Sri Lanka has been facing a severe economic crisis as a result of past policy missteps and economic shocks. We have been deeply concerned about the impact of the crisis on the Sri Lankan people, particularly the poor and vulnerable groups, and about the economic costs of the delay in the country’s access to external financing.

Today’s Board approval marks an important step towards the resolution of the crisis—Sri Lanka will immediately receive an initial disbursement of about US$330 million from the EFF arrangement, which is expected to catalyze new external financing including from the Asian Development Bank and the World Bank.

The reform program supported under the EFF arrangement is built on strong policy measures and prioritizes: (i) an ambitious revenue-based fiscal consolidation, accompanied by stronger social safety nets, fiscal institutional reforms, and cost-recovery based energy pricing to ensure the state’s ability to support all its essential expenditures;

(ii) restoration of public debt sustainability, including through a debt restructuring to ensure stable financing of the government’s operations;

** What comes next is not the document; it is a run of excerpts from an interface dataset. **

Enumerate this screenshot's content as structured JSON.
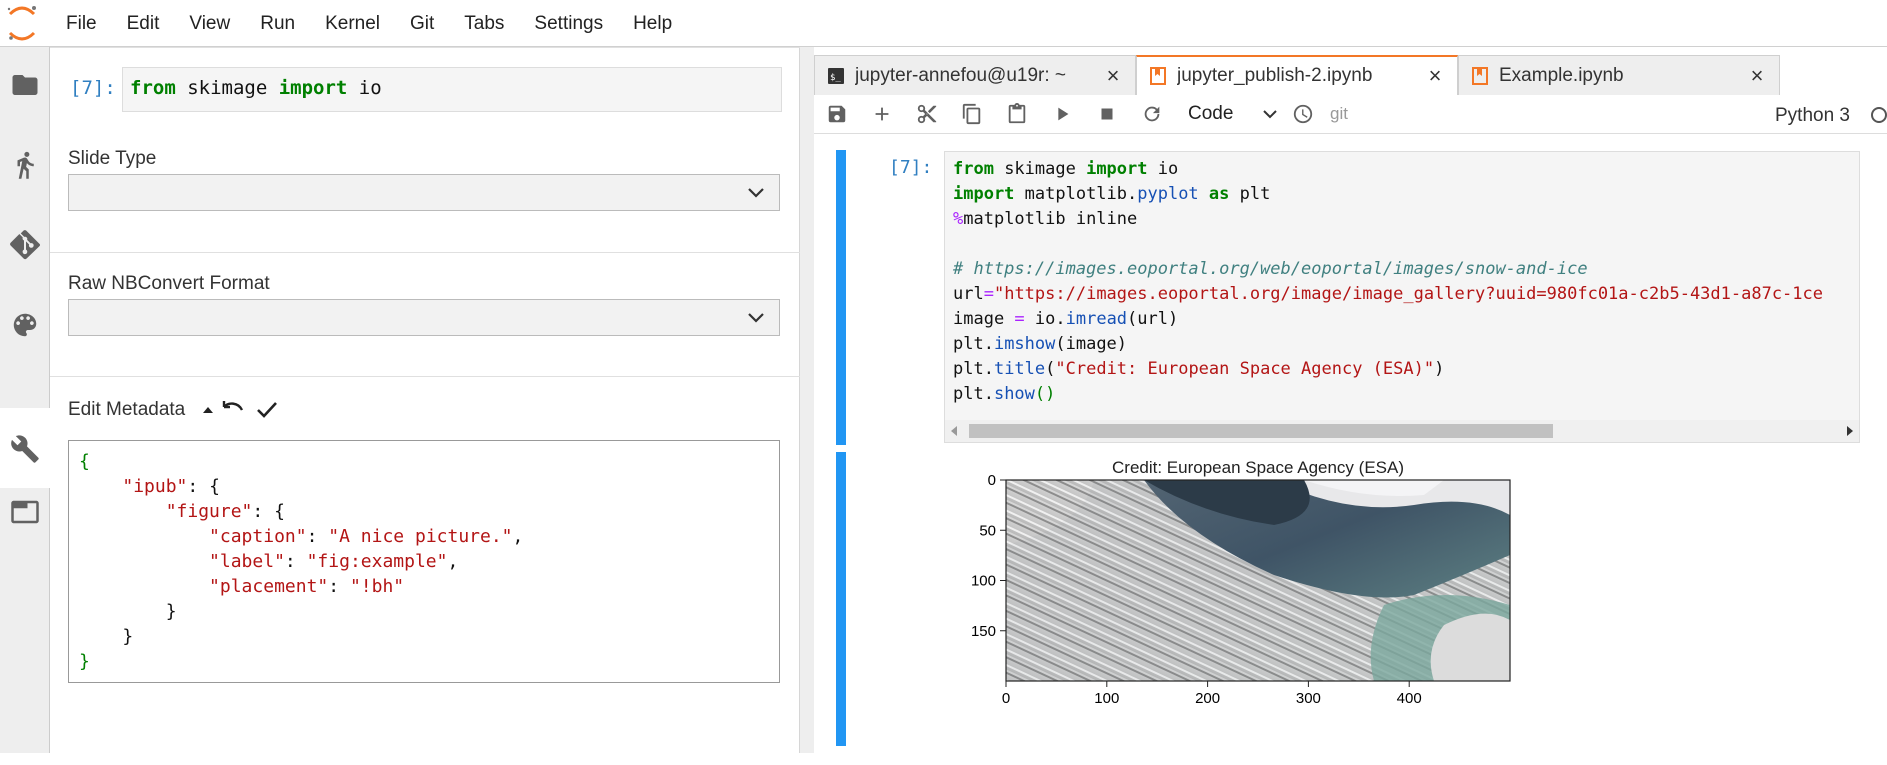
{
  "menubar": {
    "items": [
      "File",
      "Edit",
      "View",
      "Run",
      "Kernel",
      "Git",
      "Tabs",
      "Settings",
      "Help"
    ]
  },
  "left_sidebar": {
    "icons": [
      "folder-icon",
      "running-icon",
      "git-icon",
      "palette-icon",
      "wrench-icon",
      "tabs-icon"
    ],
    "active": "wrench-icon"
  },
  "property_inspector": {
    "cell_prompt": "[7]:",
    "cell_code": {
      "kw1": "from",
      "mod": " skimage ",
      "kw2": "import",
      "name": " io"
    },
    "slide_type_label": "Slide Type",
    "slide_type_value": "",
    "raw_format_label": "Raw NBConvert Format",
    "raw_format_value": "",
    "edit_metadata_label": "Edit Metadata",
    "metadata": {
      "l1": "{",
      "l2_key": "\"ipub\"",
      "l2_rest": ": {",
      "l3_key": "\"figure\"",
      "l3_rest": ": {",
      "l4_key": "\"caption\"",
      "l4_val": "\"A nice picture.\"",
      "l5_key": "\"label\"",
      "l5_val": "\"fig:example\"",
      "l6_key": "\"placement\"",
      "l6_val": "\"!bh\"",
      "l7": "}",
      "l8": "}",
      "l9": "}"
    }
  },
  "tabs": [
    {
      "label": "jupyter-annefou@u19r: ~",
      "icon": "terminal-icon",
      "active": false
    },
    {
      "label": "jupyter_publish-2.ipynb",
      "icon": "notebook-icon",
      "active": true
    },
    {
      "label": "Example.ipynb",
      "icon": "notebook-icon",
      "active": false
    }
  ],
  "toolbar": {
    "cell_type": "Code",
    "git_label": "git",
    "kernel_name": "Python 3"
  },
  "notebook": {
    "prompt": "[7]:",
    "code": {
      "l1a": "from",
      "l1b": " skimage ",
      "l1c": "import",
      "l1d": " io",
      "l2a": "import",
      "l2b": " matplotlib.",
      "l2c": "pyplot",
      "l2d": " ",
      "l2e": "as",
      "l2f": " plt",
      "l3a": "%",
      "l3b": "matplotlib inline",
      "l5": "# https://images.eoportal.org/web/eoportal/images/snow-and-ice",
      "l6a": "url",
      "l6b": "=",
      "l6c": "\"https://images.eoportal.org/image/image_gallery?uuid=980fc01a-c2b5-43d1-a87c-1ce",
      "l7a": "image ",
      "l7b": "=",
      "l7c": " io.",
      "l7d": "imread",
      "l7e": "(url)",
      "l8a": "plt.",
      "l8b": "imshow",
      "l8c": "(image)",
      "l9a": "plt.",
      "l9b": "title",
      "l9c": "(",
      "l9d": "\"Credit: European Space Agency (ESA)\"",
      "l9e": ")",
      "l10a": "plt.",
      "l10b": "show",
      "l10c": "()"
    }
  },
  "chart_data": {
    "type": "image",
    "title": "Credit: European Space Agency (ESA)",
    "x_ticks": [
      0,
      100,
      200,
      300,
      400
    ],
    "y_ticks": [
      0,
      50,
      100,
      150
    ],
    "xlim": [
      0,
      500
    ],
    "ylim": [
      0,
      200
    ],
    "y_inverted": true,
    "content": "satellite image of cloud streets and sea ice"
  }
}
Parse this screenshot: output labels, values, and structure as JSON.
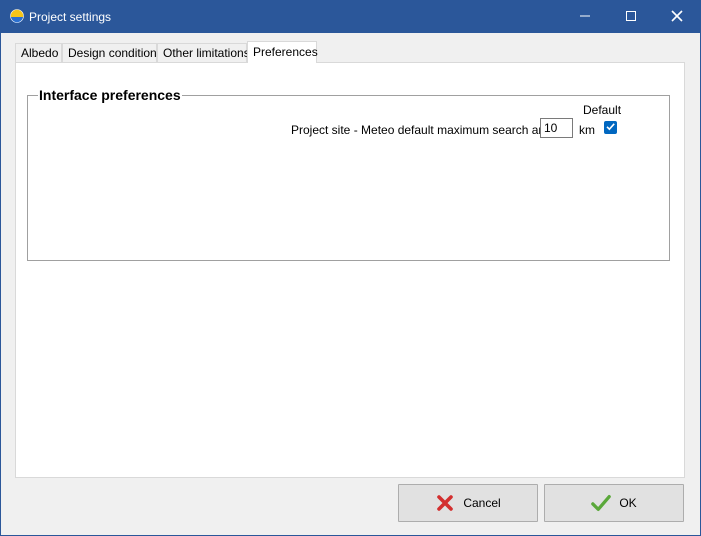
{
  "window": {
    "title": "Project settings",
    "app_icon": "sun-globe-icon"
  },
  "titlebar_buttons": {
    "minimize_icon": "minimize-icon",
    "maximize_icon": "maximize-icon",
    "close_icon": "close-icon"
  },
  "tabs": [
    {
      "label": "Albedo",
      "active": false
    },
    {
      "label": "Design conditions",
      "active": false
    },
    {
      "label": "Other limitations",
      "active": false
    },
    {
      "label": "Preferences",
      "active": true
    }
  ],
  "interface_preferences": {
    "group_title": "Interface preferences",
    "default_header": "Default",
    "meteo_search": {
      "label": "Project site - Meteo default maximum search area",
      "value": "10",
      "unit": "km",
      "default_checked": true
    }
  },
  "buttons": {
    "cancel_label": "Cancel",
    "ok_label": "OK"
  },
  "colors": {
    "titlebar": "#2b579a",
    "checkbox_accent": "#0067c0",
    "cancel_icon": "#d32f2f",
    "ok_icon": "#5aa83a"
  }
}
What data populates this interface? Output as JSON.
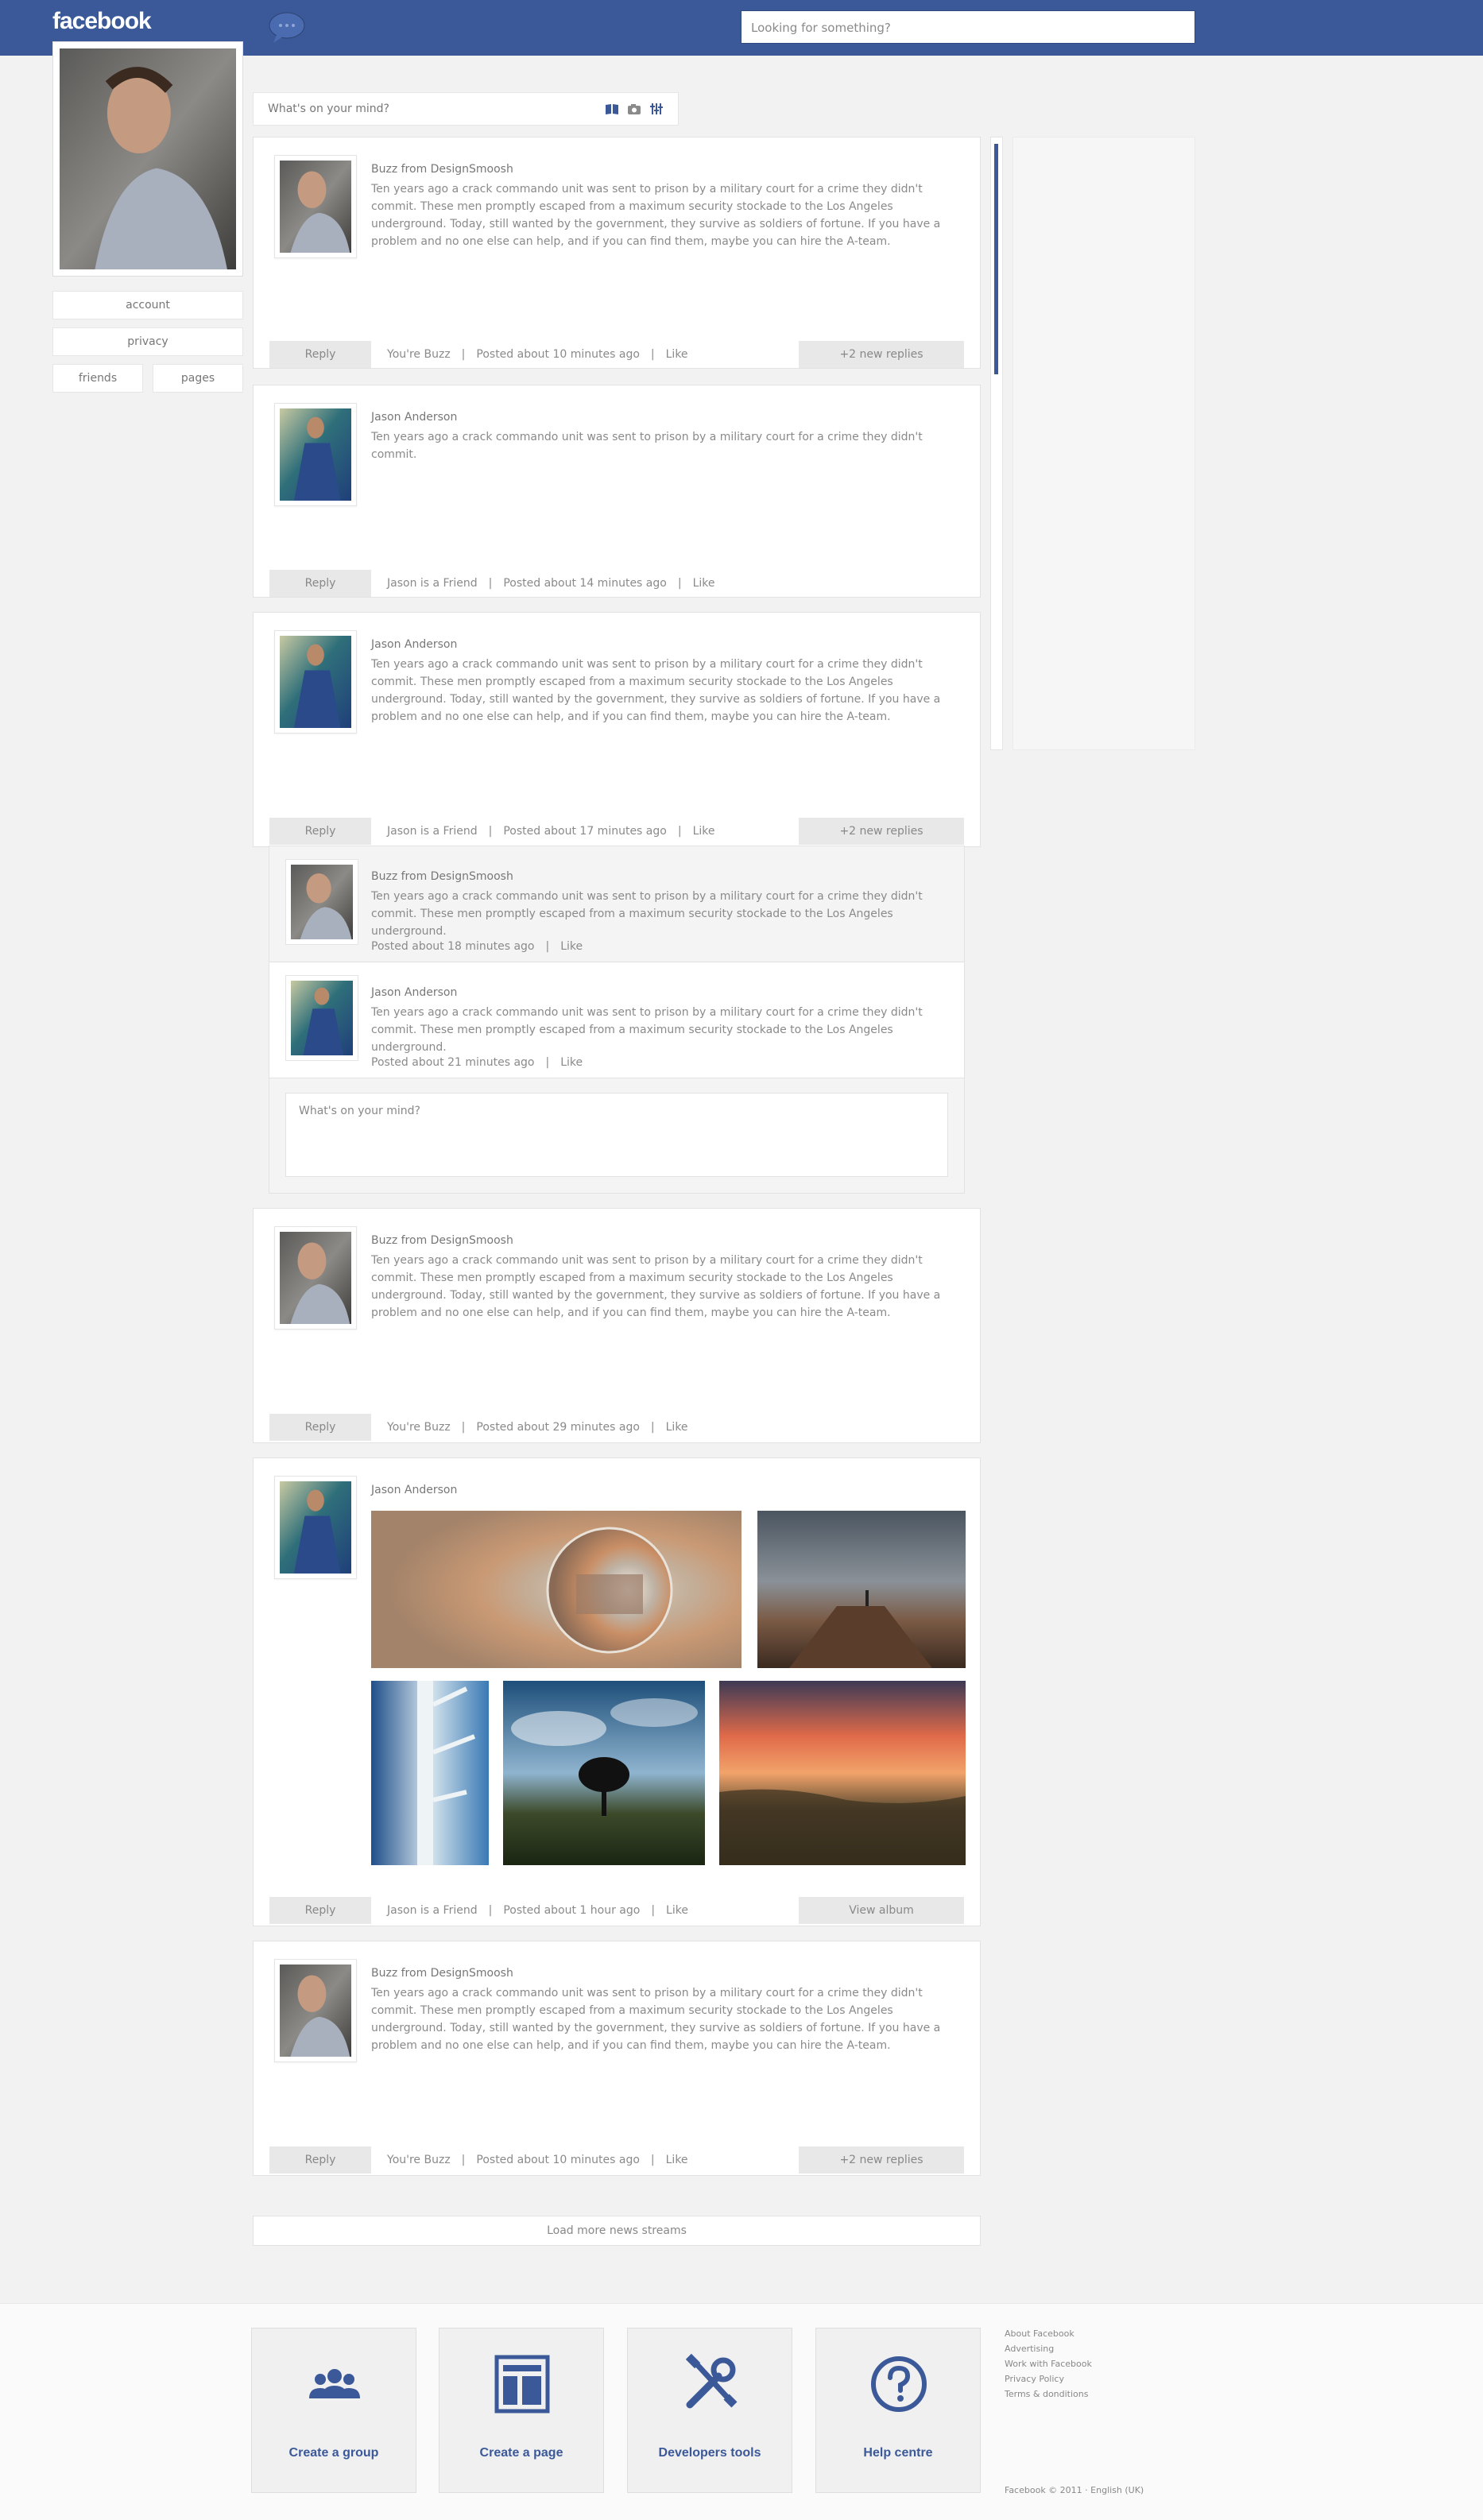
{
  "header": {
    "logo": "facebook",
    "search_placeholder": "Looking for something?"
  },
  "sidebar": {
    "items": [
      {
        "label": "account"
      },
      {
        "label": "privacy"
      },
      {
        "label": "friends"
      },
      {
        "label": "pages"
      }
    ]
  },
  "composer": {
    "placeholder": "What's on your mind?",
    "icons": [
      "book-icon",
      "camera-icon",
      "sliders-icon"
    ]
  },
  "posts": [
    {
      "author": "Buzz from DesignSmoosh",
      "text": "Ten years ago a crack commando unit was sent to prison by a military court for a crime they didn't commit. These men promptly escaped from a maximum security stockade to the Los Angeles underground. Today, still wanted by the government, they survive as soldiers of fortune. If you have a problem and no one else can help, and if you can find them, maybe you can hire the A-team.",
      "reply": "Reply",
      "relation": "You're Buzz",
      "posted": "Posted about 10 minutes ago",
      "like": "Like",
      "action": "+2 new replies"
    },
    {
      "author": "Jason Anderson",
      "text": "Ten years ago a crack commando unit was sent to prison by a military court for a crime they didn't commit.",
      "reply": "Reply",
      "relation": "Jason is a Friend",
      "posted": "Posted about 14 minutes ago",
      "like": "Like"
    },
    {
      "author": "Jason Anderson",
      "text": "Ten years ago a crack commando unit was sent to prison by a military court for a crime they didn't commit. These men promptly escaped from a maximum security stockade to the Los Angeles underground. Today, still wanted by the government, they survive as soldiers of fortune. If you have a problem and no one else can help, and if you can find them, maybe you can hire the A-team.",
      "reply": "Reply",
      "relation": "Jason is a Friend",
      "posted": "Posted about 17 minutes ago",
      "like": "Like",
      "action": "+2 new replies"
    },
    {
      "author": "Buzz from DesignSmoosh",
      "text": "Ten years ago a crack commando unit was sent to prison by a military court for a crime they didn't commit. These men promptly escaped from a maximum security stockade to the Los Angeles underground. Today, still wanted by the government, they survive as soldiers of fortune. If you have a problem and no one else can help, and if you can find them, maybe you can hire the A-team.",
      "reply": "Reply",
      "relation": "You're Buzz",
      "posted": "Posted about 29 minutes ago",
      "like": "Like"
    },
    {
      "author": "Jason Anderson",
      "reply": "Reply",
      "relation": "Jason is a Friend",
      "posted": "Posted about 1 hour ago",
      "like": "Like",
      "action": "View album"
    },
    {
      "author": "Buzz from DesignSmoosh",
      "text": "Ten years ago a crack commando unit was sent to prison by a military court for a crime they didn't commit. These men promptly escaped from a maximum security stockade to the Los Angeles underground. Today, still wanted by the government, they survive as soldiers of fortune. If you have a problem and no one else can help, and if you can find them, maybe you can hire the A-team.",
      "reply": "Reply",
      "relation": "You're Buzz",
      "posted": "Posted about 10 minutes ago",
      "like": "Like",
      "action": "+2 new replies"
    }
  ],
  "replies": [
    {
      "author": "Buzz from DesignSmoosh",
      "text": "Ten years ago a crack commando unit was sent to prison by a military court for a crime they didn't commit. These men promptly escaped from a maximum security stockade to the Los Angeles underground.",
      "posted": "Posted about 18 minutes ago",
      "like": "Like"
    },
    {
      "author": "Jason Anderson",
      "text": "Ten years ago a crack commando unit was sent to prison by a military court for a crime they didn't commit. These men promptly escaped from a maximum security stockade to the Los Angeles underground.",
      "posted": "Posted about 21 minutes ago",
      "like": "Like"
    }
  ],
  "reply_box_placeholder": "What's on your mind?",
  "load_more": "Load more news streams",
  "footer": {
    "tiles": [
      {
        "label": "Create a group",
        "icon": "group-icon"
      },
      {
        "label": "Create a page",
        "icon": "page-layout-icon"
      },
      {
        "label": "Developers tools",
        "icon": "tools-icon"
      },
      {
        "label": "Help centre",
        "icon": "help-icon"
      }
    ],
    "links": [
      "About Facebook",
      "Advertising",
      "Work with Facebook",
      "Privacy Policy",
      "Terms & donditions"
    ],
    "copyright": "Facebook © 2011 · English (UK)"
  },
  "colors": {
    "brand": "#3b5998",
    "background": "#f2f2f2"
  }
}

(iii) a multi-pronged strategy to restore price stability and rebuild reserves under greater exchange rate flexibility in order to alleviate the burden of inflation, particularly on the poor, to foster an environment of investment and growth, and to ensure Sri Lanka’s ability to purchase essential goods from abroad;

(iv) policies to safeguard financial sector stability to ensure that the financial sector can play its key role in supporting economic growth; and

(v) structural reforms to address corruption vulnerabilities and enhance growth. Commendably, Sri Lanka has already started implementing these challenging policy actions. It is now essential to continue the reform momentum under strong ownership by the authorities and the SriLankan people more broadly.

The economic impact of the reforms on the poor and vulnerable needs to be mitigated with appropriate measures. In this regard, we welcome the authorities’ firm commitment to strengthen social safety nets, including through a minimum spending floor, well-targeted spending through a new Social Registry, and establishment of objective eligibility criteria. Tax reforms under the program are designed to be progressive, that is, ensuring greater contributions from high-income earners. Efforts to increase tax revenues should be pursued in a growth-friendly manner while protecting the poor and most vulnerable.

Sri Lanka’s public debt, at 128 percent of GDP as of end-2022, is unsustainable. The country is in arrears to all its external creditors. IMF Board approval of assistance to Sri Lanka required assurances from official bilateral creditors that they will provide debt relief and/or financing to restore debt sustainability consistent with the program, as well as an assessment that the authorities are making good faith efforts to reach a collaborative agreement with private creditors.1 These requirements were met ahead of the Board meeting.

It is now important for the Sri Lankan authorities and creditors to closely coordinate and make swift progress towards a debt treatment that restores debt sustainability under the EFF-supported program. The President’s recent open letter to official bilateral creditors includes commitments to transparency and comparability of treatment for all external creditors, which should help facilitate this process. IMF staff will continue to assist the authorities with creditor coordination in line with the IMF’s policies.

Finally, we emphasize the importance of anti-corruption and governance reforms as a central pillar of the EFF-supported program—they are indispensable to ensure the hard-won gains from the reforms benefit the Sri Lankan people. The authorities have committed to fundamentally improve public financial management and strengthen the anti-corruption legal framework in line with the United Nations

Convention against Corruption. In addition, the IMF is conducting an in-depth governance diagnostic exercise, which will assess corruption and governance vulnerabilities in Sri Lanka and provide prioritized and sequenced recommendations. Sri Lanka will be the first country in Asia to undergo a governance diagnostic exercise by the IMF. We look forward to further engagement and collaboration with stakeholders and civil society organizations on this critical reform area.

PHOTO-2023-03-21-10-00-11 PHOTO-2023-03-21-10-00-12 PHOTO-2023-03-21-10-00-13


Please enter your comment!
Please enter your name here